Tag Archives: 2022 book reviews

Thoughts: Where Poppies Blow, by John Lewis-Stempel

The intersection between British (mostly) soldiers in World War I and nature seemed almost fanciful when I picked this one up. Like, there have been so many millions of words lavished on WWI from every possible angle, every conceivable breadth … Continue reading

Posted in Books, thoughtpinions | Tagged , , , | Leave a comment

Thoughts: Daughter of Empire, by Pamela Hicks

I want to continue my little exploration of Indian independence, and I thought Pamela Hicks’s memoir would be a good next stop, Pamela Hicks being the daughter of Lord Mountbatten, the last Viceroy of India of whom Narendra Singh Sarila … Continue reading

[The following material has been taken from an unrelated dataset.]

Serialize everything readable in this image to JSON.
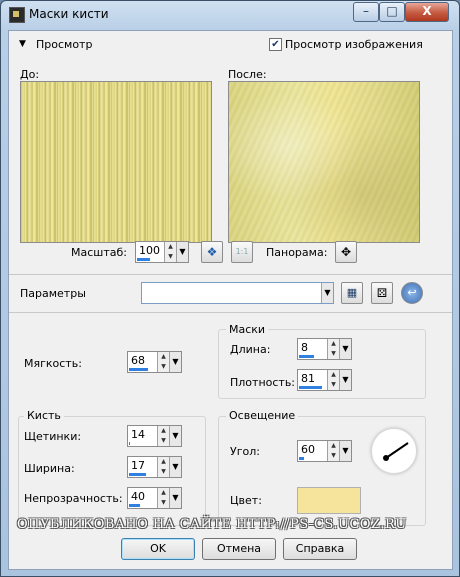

Posted in Books, thoughtpinions | Tagged , , , | Leave a comment

Thoughts: Shadow of the Great Game: The Untold Story of India’s Partition, by Narendra Singh Sarila

I love how every non-fiction book title is [Snappy Title]: [Cumbersome Thesis Statement So You Know What The Book Is Actually About]. Every single one. I can’t not notice it anymore. Anyway, I’ve by pure coincidence happened to read a … Continue reading

Posted in Books, thoughtpinions | Tagged , , , | Leave a comment

Thoughts: The Transit of Venus, by Shirley Hazzard

Uh looks like I entirely forgot to post this after I wrote it? Here you go! Last book I started before giving birth, first book I finished afterwards. I read a couple of chapters to baby, in the hope that … Continue reading

Posted in Books, thoughtpinions | Tagged , , | Leave a comment

Thoughts: The Mists of Avalon, by Marion Bradley

Warning before we start – there’ll be mentions of real life crimes in this one, involving children. Some explanations are in order. I know we’re all meant to be living in a Death of the Author world but some things … Continue reading

Posted in Books, thoughtpinions | Tagged , , | Leave a comment

Thoughts: Mothering Sunday, by Graham Swift

I have my soft spots, like anyone, and one of my guiltiest ones is life in stately homes and fancy old estates, despite my dislike of the British class system. I also like quiet stories where not much happens, but … Continue reading

Posted in Books, thoughtpinions | Tagged , | Leave a comment

Thoughts: The Man Who Was Thursday, by G. K. Chesterton

Another one off the backlog pile! Annoyingly it’s been so long since I read it that most of my very specific feelings have faded with time, but eh, we press on. Spoilers though. I deliberately didn’t read the Introduction till … Continue reading

Posted in Books, thoughtpinions | Tagged , | Leave a comment

Thought: June Fourth Elegies, by Liu Xiaobo (translated by Jeffrey Yang)

More dissident poetry! It was a rough early June in 2017 when we lost Irina Ratushinskaya and Liu Xiaobo in quick succession. This one felt a little bit like the baddies won though, if I can use such simplistic/childish language. … Continue reading

Posted in Books, thoughtpinions | Tagged , , | Leave a comment

Thoughts: Mind of the Raven, by Bernd Heinrich

Slightly embarrassing admission, I picked this one up as story research (for a story that I haven’t finished or touched in a while – indeed, the same story I read Gifts of the Crow for – but still). The tempting … Continue reading

Posted in Books, thoughtpinions | Tagged , , | Leave a comment

Thoughts: Grey is the Colour of Hope, by Irina Ratushinskaya, translated by Alonya Kojevnikov (with poems translated by David McDuff, Richard McKane and Helen Szamuely)

Grey is the Colour of Hope is Irina Ratushinskaya’s prison memoir, written in 1987 after her release from the Small Zone in the Barashevo camp, but before the dissolution of the USSR. This gives it both a very particular angle … Continue reading

Posted in Books, thoughtpinions | Tagged , , , | Leave a comment